When I met Matthew, he was a cartographer on the island of St. John in the Virgin Islands. I was a travel lover who could get lost anywhere. He’s my compass rose. His degree is in geography and he has so many mapping stories about caves, mountains and rivers. So he is totally in charge of Geography lessons during our weird 2020 homeschool / virtual school year. Oli and Milo are doing home school with our main curriculum from Blossom and Root. Piper is doing virtual school, and is taking AP Human Geography this year. So we can use a geography tutor for our big kid and little kids.
One advantage of homeschooling and virtual learning is the ability to take your learning anywhere, even the car. Map skills are life-long skills that help develop an understanding of maps, directions, compass points, problem-solving, and critical thinking. Always remember, not all classrooms have four walls.
All you need for this is a good map. For younger children, a smaller, local map will do. For older children, a larger map is fine.
For younger children, you might want to consider the following:
Use a simple, smaller map.
– Use a simpler map, or make a map yourself. Plot out only a few routes you most commonly go (to the store, the library, the way to a friend’s house).
Look before you go
– Before you leave, look at the map with your child and talk about how you get there.
Talk it out
– As you drive, talk about what you are doing and where you are (“We are turning right on Avenue N. Now we are passing railroad tracks…now we are passing Peach St.)
– Have your children guess which way you are going to go. For example, tell them, “When we get to Oak St. we will go north. Do you think that will be a left or right turn?” Or vice versa. Either way, it can help a younger child learn left/right better and introduce the compass directions (north, south, east, west).
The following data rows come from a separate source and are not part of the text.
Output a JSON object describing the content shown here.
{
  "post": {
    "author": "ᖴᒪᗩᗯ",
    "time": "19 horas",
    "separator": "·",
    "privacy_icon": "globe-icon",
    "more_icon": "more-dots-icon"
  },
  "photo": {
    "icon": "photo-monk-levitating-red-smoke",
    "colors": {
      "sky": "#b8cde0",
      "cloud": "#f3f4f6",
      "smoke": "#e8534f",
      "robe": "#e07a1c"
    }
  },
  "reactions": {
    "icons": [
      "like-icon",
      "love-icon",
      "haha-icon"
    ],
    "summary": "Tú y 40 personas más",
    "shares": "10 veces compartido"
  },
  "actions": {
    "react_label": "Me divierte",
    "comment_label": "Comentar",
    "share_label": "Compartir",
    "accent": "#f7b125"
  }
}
For older children, this can become more involved.
Use a more complicated map.
– An expanded map is a good challenge. Talk about what they see on the map. Go over map symbols, how to tell the difference between minor and major streets, and other landmarks. Review compass directions on a map.
Have them follow as you drive
– Let them follow your course on the map. Tell them, “We are passing Park Place now. What is the next street?”. Just like with younger children, talk it out. Only let them do more of the talking this time!
Let them navigate
– Plan a simple outing, like a grocery store or a park. Help them find it on the map. Then, settle into the driver’s seat and let them give you directions. Go that way even if it is wrong (but, please do not go the wrong way down a one-way street or anything!).
Kids love to be in charge. Maps can give them that sense of power and develop life-long skills. So, take your school on the road!
Have fun exploring the infinite abyss!
We love this big bright book about Maps. It’s vintage feeling with amazing art!